[Start of section]

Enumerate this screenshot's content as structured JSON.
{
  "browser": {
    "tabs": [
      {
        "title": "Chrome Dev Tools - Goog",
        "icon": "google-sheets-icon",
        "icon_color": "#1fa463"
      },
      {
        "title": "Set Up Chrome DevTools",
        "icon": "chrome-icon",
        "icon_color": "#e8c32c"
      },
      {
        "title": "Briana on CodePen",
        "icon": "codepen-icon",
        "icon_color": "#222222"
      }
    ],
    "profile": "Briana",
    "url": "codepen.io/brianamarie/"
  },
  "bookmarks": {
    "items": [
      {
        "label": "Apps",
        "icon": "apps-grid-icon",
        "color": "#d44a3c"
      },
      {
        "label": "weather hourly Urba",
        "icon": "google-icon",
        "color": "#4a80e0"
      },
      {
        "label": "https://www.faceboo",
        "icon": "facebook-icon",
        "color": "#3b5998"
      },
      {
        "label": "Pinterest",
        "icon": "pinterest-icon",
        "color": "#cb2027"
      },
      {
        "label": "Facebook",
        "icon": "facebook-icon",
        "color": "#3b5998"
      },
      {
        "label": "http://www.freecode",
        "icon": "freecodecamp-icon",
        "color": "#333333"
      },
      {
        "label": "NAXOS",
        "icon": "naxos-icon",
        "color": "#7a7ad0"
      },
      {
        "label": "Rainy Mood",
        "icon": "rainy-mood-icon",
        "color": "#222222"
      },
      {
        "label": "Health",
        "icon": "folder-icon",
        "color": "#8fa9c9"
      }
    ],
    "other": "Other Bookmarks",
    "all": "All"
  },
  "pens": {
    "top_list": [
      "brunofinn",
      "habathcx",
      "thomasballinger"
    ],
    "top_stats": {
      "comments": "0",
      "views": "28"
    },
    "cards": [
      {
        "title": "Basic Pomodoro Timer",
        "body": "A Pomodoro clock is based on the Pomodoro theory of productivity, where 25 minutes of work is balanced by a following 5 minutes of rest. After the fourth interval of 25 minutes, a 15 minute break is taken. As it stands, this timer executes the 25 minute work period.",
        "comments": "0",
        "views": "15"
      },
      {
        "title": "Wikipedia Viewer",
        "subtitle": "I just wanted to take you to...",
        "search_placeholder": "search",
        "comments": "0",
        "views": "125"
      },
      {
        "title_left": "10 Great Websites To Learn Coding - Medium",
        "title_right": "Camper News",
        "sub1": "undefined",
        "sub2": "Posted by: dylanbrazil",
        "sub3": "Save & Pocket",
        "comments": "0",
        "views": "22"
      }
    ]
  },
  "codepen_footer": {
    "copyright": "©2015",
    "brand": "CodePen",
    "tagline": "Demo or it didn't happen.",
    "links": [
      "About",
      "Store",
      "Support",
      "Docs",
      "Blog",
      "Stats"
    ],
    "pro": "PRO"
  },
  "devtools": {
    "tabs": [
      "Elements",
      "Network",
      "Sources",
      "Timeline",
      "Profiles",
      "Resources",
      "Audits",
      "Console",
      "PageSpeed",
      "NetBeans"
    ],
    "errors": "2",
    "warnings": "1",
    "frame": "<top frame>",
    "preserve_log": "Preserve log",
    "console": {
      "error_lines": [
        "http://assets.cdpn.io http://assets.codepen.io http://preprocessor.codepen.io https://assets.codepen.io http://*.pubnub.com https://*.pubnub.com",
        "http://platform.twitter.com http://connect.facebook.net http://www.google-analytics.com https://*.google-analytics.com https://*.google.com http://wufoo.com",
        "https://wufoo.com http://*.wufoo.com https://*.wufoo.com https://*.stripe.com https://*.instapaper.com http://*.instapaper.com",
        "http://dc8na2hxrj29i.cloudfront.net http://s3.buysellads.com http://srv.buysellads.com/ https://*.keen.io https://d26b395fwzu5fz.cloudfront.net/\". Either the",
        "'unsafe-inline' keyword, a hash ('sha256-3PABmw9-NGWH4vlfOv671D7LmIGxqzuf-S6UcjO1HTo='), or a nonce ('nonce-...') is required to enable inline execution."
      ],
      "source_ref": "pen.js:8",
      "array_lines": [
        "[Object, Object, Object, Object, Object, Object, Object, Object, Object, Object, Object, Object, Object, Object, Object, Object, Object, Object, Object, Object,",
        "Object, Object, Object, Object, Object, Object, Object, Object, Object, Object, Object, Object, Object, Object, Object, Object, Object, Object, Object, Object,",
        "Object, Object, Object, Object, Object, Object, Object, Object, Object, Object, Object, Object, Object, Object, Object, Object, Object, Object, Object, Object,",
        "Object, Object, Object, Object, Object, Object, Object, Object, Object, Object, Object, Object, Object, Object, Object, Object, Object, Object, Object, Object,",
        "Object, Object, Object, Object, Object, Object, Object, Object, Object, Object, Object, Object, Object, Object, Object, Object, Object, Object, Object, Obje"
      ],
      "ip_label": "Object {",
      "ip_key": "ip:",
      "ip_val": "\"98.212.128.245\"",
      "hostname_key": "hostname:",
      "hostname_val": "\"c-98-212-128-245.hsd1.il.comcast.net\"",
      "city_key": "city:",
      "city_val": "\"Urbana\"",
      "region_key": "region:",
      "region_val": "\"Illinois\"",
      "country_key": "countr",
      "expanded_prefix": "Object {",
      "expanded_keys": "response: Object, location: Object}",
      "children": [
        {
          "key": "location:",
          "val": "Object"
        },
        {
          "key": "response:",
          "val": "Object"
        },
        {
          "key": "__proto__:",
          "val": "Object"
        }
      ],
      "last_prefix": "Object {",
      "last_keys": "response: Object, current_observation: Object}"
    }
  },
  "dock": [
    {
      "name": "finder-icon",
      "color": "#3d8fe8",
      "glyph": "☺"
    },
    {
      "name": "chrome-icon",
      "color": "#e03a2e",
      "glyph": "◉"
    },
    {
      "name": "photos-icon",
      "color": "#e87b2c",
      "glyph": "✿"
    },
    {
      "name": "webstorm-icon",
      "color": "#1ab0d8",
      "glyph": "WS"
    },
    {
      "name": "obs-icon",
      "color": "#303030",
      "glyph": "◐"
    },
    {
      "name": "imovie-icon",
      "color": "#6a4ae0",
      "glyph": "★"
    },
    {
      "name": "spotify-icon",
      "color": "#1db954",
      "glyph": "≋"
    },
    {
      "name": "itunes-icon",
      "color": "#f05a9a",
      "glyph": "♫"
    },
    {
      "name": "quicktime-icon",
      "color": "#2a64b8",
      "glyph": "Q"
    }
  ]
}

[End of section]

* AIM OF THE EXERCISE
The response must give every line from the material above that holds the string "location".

* RESPONSE TO THIS TASK
      "expanded_keys": "response: Object, location: Object}",
          "key": "location:",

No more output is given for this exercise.